At the second picking, as a substrate, peat and fern fiber are taken, which are initially milled and thoroughly mixed. In the dish in which the second picking was done, the seedlings remain until the formation of the third or fourth sheet, and then sit down on small pots. Further care for seedlings is the same as for adult plants. Seedlings of epiphytic orchids with thick tubers in the early years should not be given a rest period, for which the seedlings should all the time be in a very warm room with moist air.
The time interval between the time of seedlings and the moment of its first flowering in different orchids is very different. Generally, seedlings of orchids bloom only after a long time - the first flowering has to wait sometimes not months, but years.
The orchid seed does not contain any nutrients at all. Seedling germination and initial development of seedlings are closely related to the coexistence of microscopic fungi living in tissues of orchid roots. In other words, there is a symbiosis between the root microscopic mushrooms and the plant. In 1903, the French mycologist Noel Bernard first received pure orchid fungi in pure culture and, thanks to them, received orchid seedlings. Thanks to the works of Bernard and Berger, it was possible to reproduce orchids by sowing using the positive effect of root fungi. Reproduction of orchids with seeds using root cultures is extremely difficult, requires specialist knowledge and is more likely to be available to the laboratory worker, but not to the usual gardener-practice.
The reproduction of many orchids is most often produced by an inhospitable way - by planting. Particularly good for such breeding are orphids, Paphiopedilum, Coelogyne, as well as lilies, Cattleya, Epidendrum, and other similar to the nature of the growth of orchid.

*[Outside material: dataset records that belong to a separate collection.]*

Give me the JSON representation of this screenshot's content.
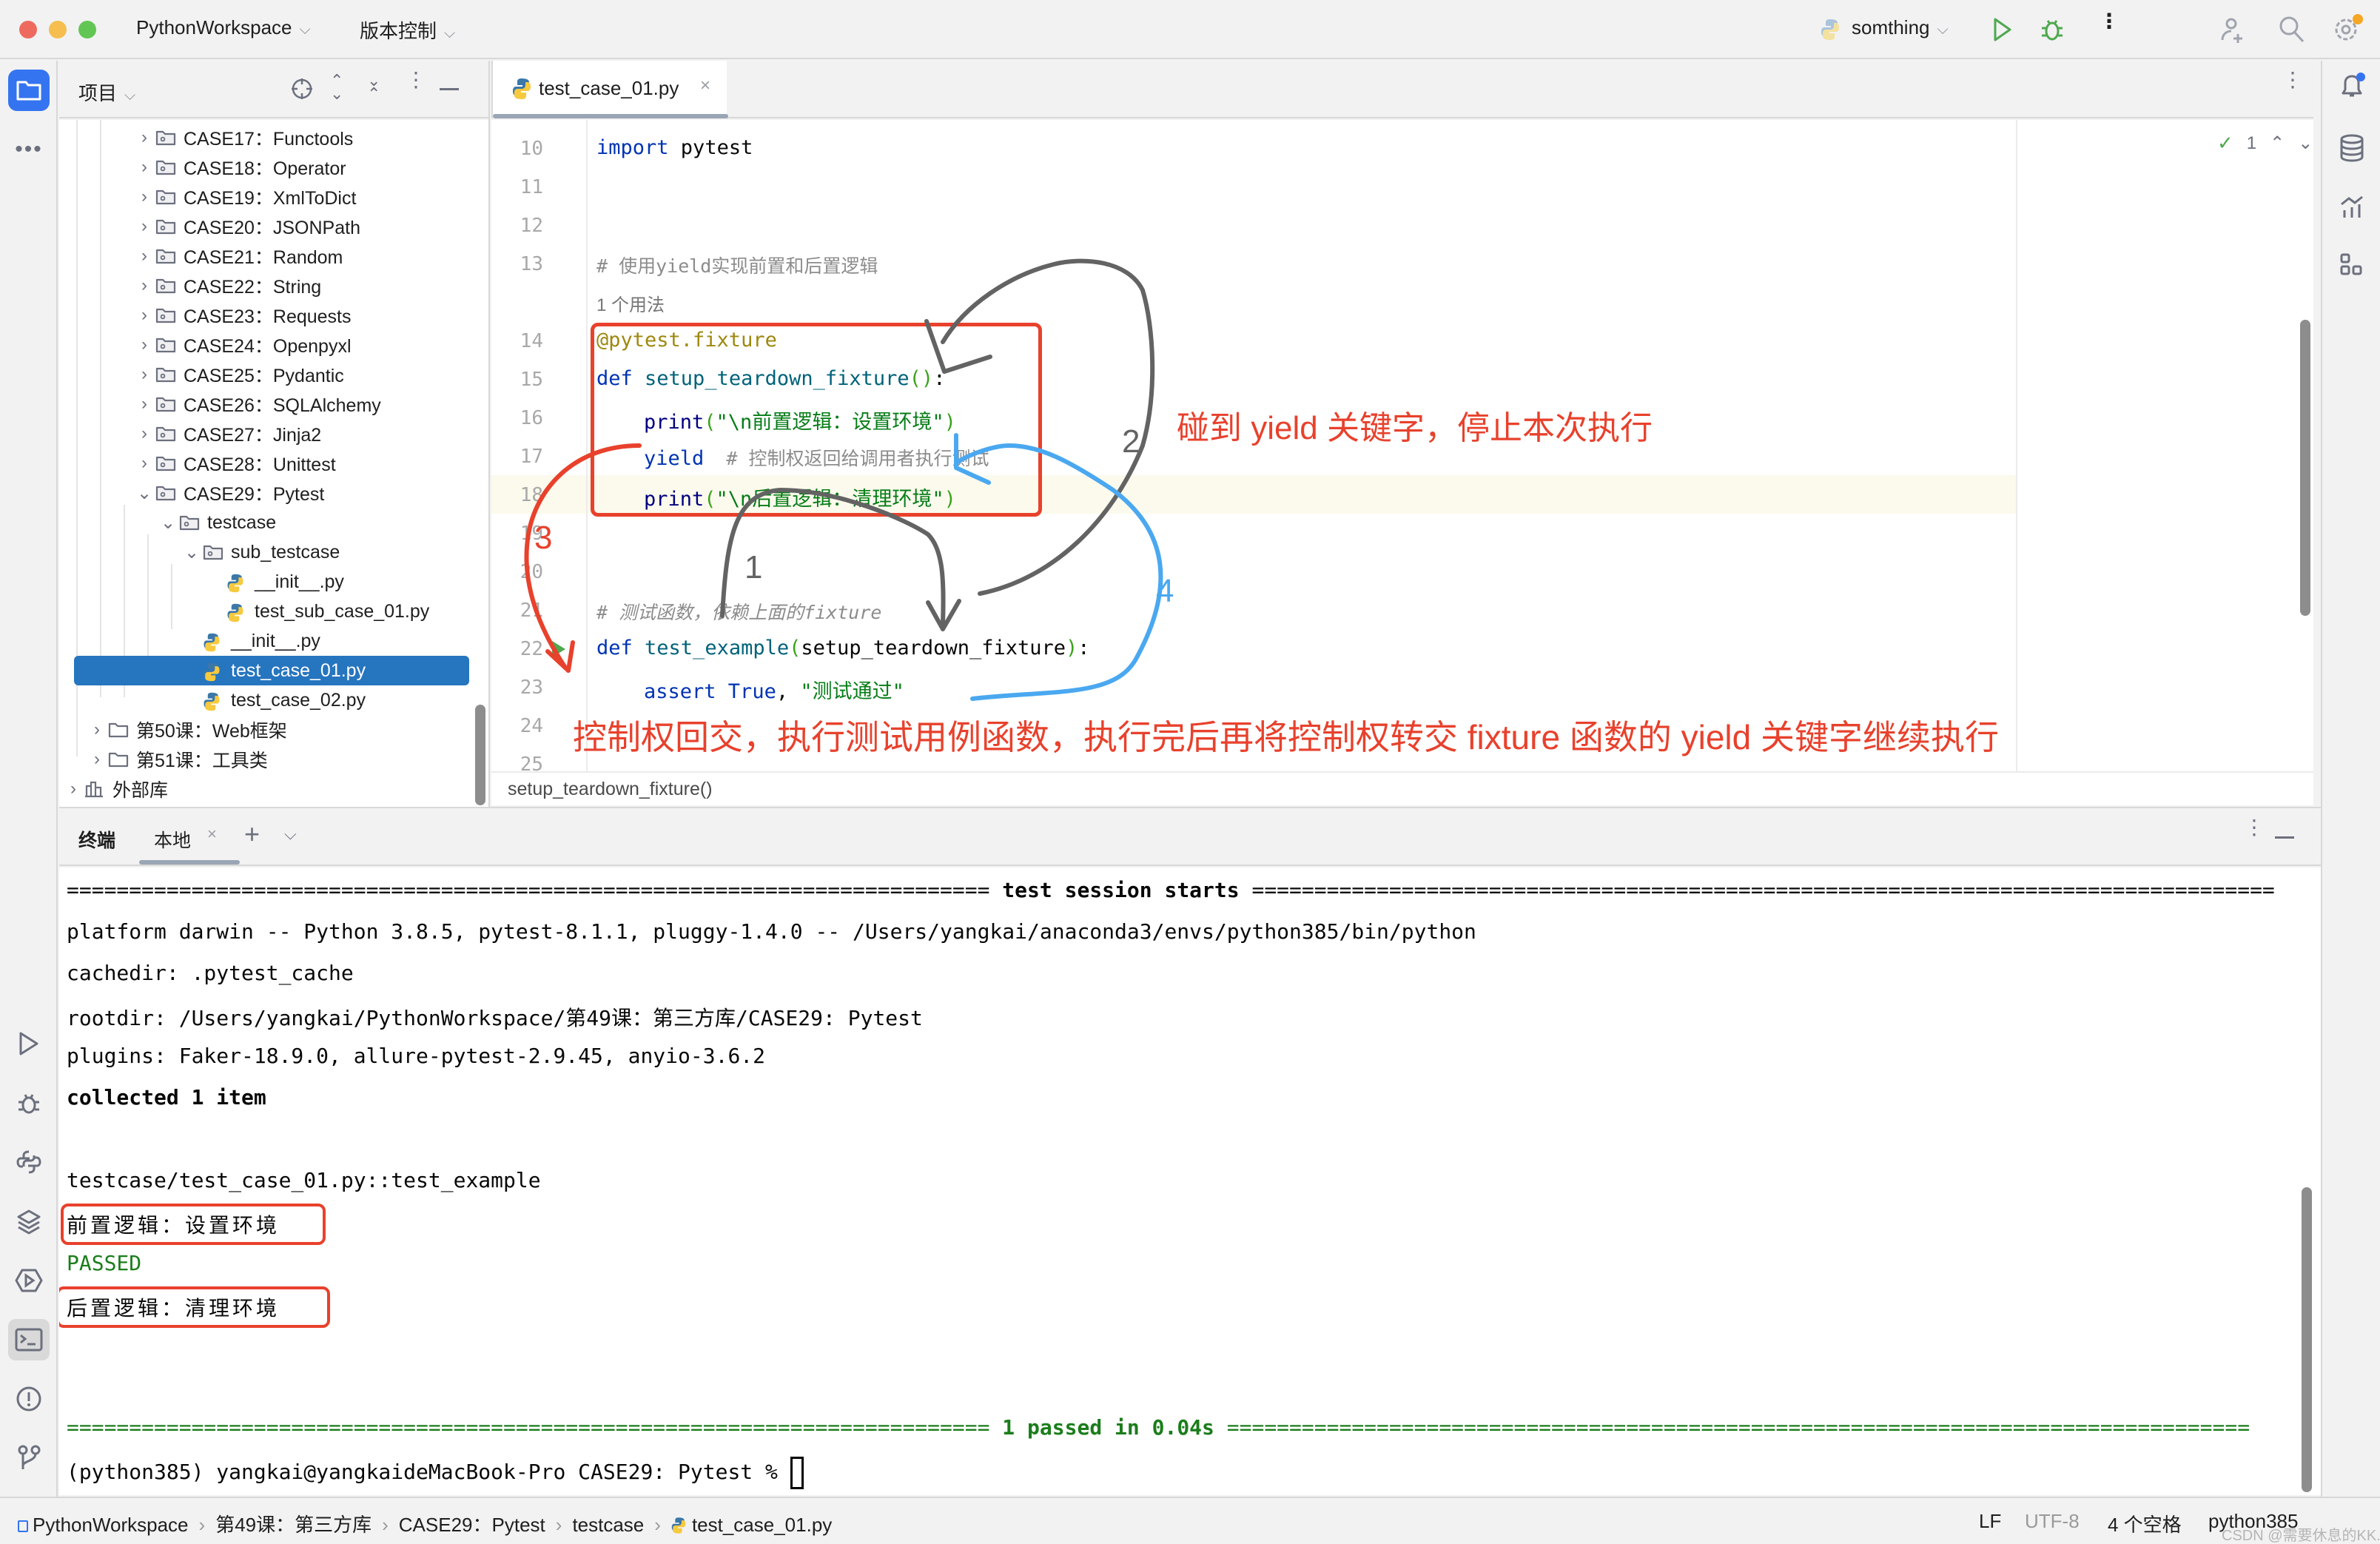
{
  "titlebar": {
    "project_name": "PythonWorkspace",
    "vcs_label": "版本控制",
    "run_config": "somthing",
    "colors": {
      "close": "#ee6a5f",
      "minimize": "#f5be4f",
      "maximize": "#62c654",
      "run": "#4fa84f"
    }
  },
  "project_panel": {
    "title": "项目",
    "tree": [
      {
        "label": "CASE17：Functools",
        "type": "folder",
        "expanded": false
      },
      {
        "label": "CASE18：Operator",
        "type": "folder",
        "expanded": false
      },
      {
        "label": "CASE19：XmlToDict",
        "type": "folder",
        "expanded": false
      },
      {
        "label": "CASE20：JSONPath",
        "type": "folder",
        "expanded": false
      },
      {
        "label": "CASE21：Random",
        "type": "folder",
        "expanded": false
      },
      {
        "label": "CASE22：String",
        "type": "folder",
        "expanded": false
      },
      {
        "label": "CASE23：Requests",
        "type": "folder",
        "expanded": false
      },
      {
        "label": "CASE24：Openpyxl",
        "type": "folder",
        "expanded": false
      },
      {
        "label": "CASE25：Pydantic",
        "type": "folder",
        "expanded": false
      },
      {
        "label": "CASE26：SQLAlchemy",
        "type": "folder",
        "expanded": false
      },
      {
        "label": "CASE27：Jinja2",
        "type": "folder",
        "expanded": false
      },
      {
        "label": "CASE28：Unittest",
        "type": "folder",
        "expanded": false
      },
      {
        "label": "CASE29：Pytest",
        "type": "folder",
        "expanded": true
      },
      {
        "label": "testcase",
        "type": "folder",
        "expanded": true
      },
      {
        "label": "sub_testcase",
        "type": "folder",
        "expanded": true
      },
      {
        "label": "__init__.py",
        "type": "python"
      },
      {
        "label": "test_sub_case_01.py",
        "type": "python"
      },
      {
        "label": "__init__.py",
        "type": "python"
      },
      {
        "label": "test_case_01.py",
        "type": "python",
        "selected": true
      },
      {
        "label": "test_case_02.py",
        "type": "python"
      },
      {
        "label": "第50课：Web框架",
        "type": "plain-folder",
        "expanded": false
      },
      {
        "label": "第51课：工具类",
        "type": "plain-folder",
        "expanded": false
      },
      {
        "label": "外部库",
        "type": "library",
        "expanded": false
      }
    ]
  },
  "editor": {
    "tab_label": "test_case_01.py",
    "inspection_count": "1",
    "usage_hint": "1 个用法",
    "line_numbers": [
      "10",
      "11",
      "12",
      "13",
      "14",
      "15",
      "16",
      "17",
      "18",
      "19",
      "20",
      "21",
      "22",
      "23",
      "24",
      "25"
    ],
    "lines": {
      "l10": {
        "kw": "import",
        "rest": " pytest"
      },
      "l13": "# 使用yield实现前置和后置逻辑",
      "l14": "@pytest.fixture",
      "l15": {
        "kw": "def",
        "fn": " setup_teardown_fixture",
        "open": "(",
        "close": ")",
        "tail": ":"
      },
      "l16": {
        "fn": "print",
        "open": "(",
        "str": "\"\\n前置逻辑：设置环境\"",
        "close": ")"
      },
      "l17": {
        "kw": "yield",
        "comment": "  # 控制权返回给调用者执行测试"
      },
      "l18": {
        "fn": "print",
        "open": "(",
        "str": "\"\\n后置逻辑：清理环境\"",
        "close": ")"
      },
      "l21": "# 测试函数，依赖上面的fixture",
      "l22": {
        "kw": "def",
        "fn": " test_example",
        "open": "(",
        "arg": "setup_teardown_fixture",
        "close": ")",
        "tail": ":"
      },
      "l23": {
        "kw": "assert",
        "kw2": " True",
        "sep": ", ",
        "str": "\"测试通过\""
      }
    },
    "breadcrumb": "setup_teardown_fixture()"
  },
  "annotations": {
    "yield_note": "碰到 yield 关键字，停止本次执行",
    "control_note": "控制权回交，执行测试用例函数，执行完后再将控制权转交 fixture 函数的 yield 关键字继续执行",
    "step_labels": [
      "1",
      "2",
      "3",
      "4"
    ]
  },
  "terminal": {
    "tab_title": "终端",
    "session_tab": "本地",
    "lines": {
      "header_left": "==========================================================================",
      "header_title": " test session starts ",
      "header_right": "==================================================================================",
      "platform": "platform darwin -- Python 3.8.5, pytest-8.1.1, pluggy-1.4.0 -- /Users/yangkai/anaconda3/envs/python385/bin/python",
      "cachedir": "cachedir: .pytest_cache",
      "rootdir": "rootdir: /Users/yangkai/PythonWorkspace/第49课：第三方库/CASE29: Pytest",
      "plugins": "plugins: Faker-18.9.0, allure-pytest-2.9.45, anyio-3.6.2",
      "collected": "collected 1 item",
      "test_id": "testcase/test_case_01.py::test_example",
      "setup_output": "前置逻辑：设置环境",
      "passed": "PASSED",
      "teardown_output": "后置逻辑：清理环境",
      "summary_left": "==========================================================================",
      "summary": " 1 passed in 0.04s ",
      "summary_right": "==================================================================================",
      "prompt": "(python385) yangkai@yangkaideMacBook-Pro CASE29: Pytest % "
    }
  },
  "statusbar": {
    "breadcrumb": [
      "PythonWorkspace",
      "第49课：第三方库",
      "CASE29：Pytest",
      "testcase",
      "test_case_01.py"
    ],
    "line_ending": "LF",
    "encoding": "UTF-8",
    "indent": "4 个空格",
    "interpreter": "python385",
    "watermark": "CSDN @需要休息的KK."
  }
}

Odontoglossum, maxillary, and many other species, when transplanted, are taken more or less easily separable ingrown parts, separated from the transfer, the old tubers are planted in squash with sphagnum. Typically, it takes several years until the plants reproduced in this way blossom. Due to this, at inexpensive varieties of orchids such reproduction is not economically feasible. Particularly successful in multiplying by the division of the tuna, which, when planting the segments of the stem to the moist sphagnum substrate, sprouts each of them. Oncidium and Phalaenopsis often develop good germs from the eyes, which are with long flower stems.
All these different formations can serve to propagate. The plants belonging to the orchid family of vanilla propagate parts of the stem. In monopodial orchids, sometimes multiplication occurs by cutting the upper part of the stem on which the roots have developed, with the lowered tip of the stem in the lower part usually develops a servant to continue the growth of the new trunk. This last method is applicable to specimens of Vanda teres, Vanda tricolor, Aerides Vandarum, Aerides cylindricum.
Cultivated under glass orchids are often subjected to pest attack. It should be emphasized that where, with proper care in the cultivating premises, sufficient ventilation of the air is carried out and the necessary humidity is maintained, there the attack of pests is observed less frequently. Pests of orchids include thrips, green, black aphids, slugs, wood lice, some beetles, polypodium flies, butterflies and ants.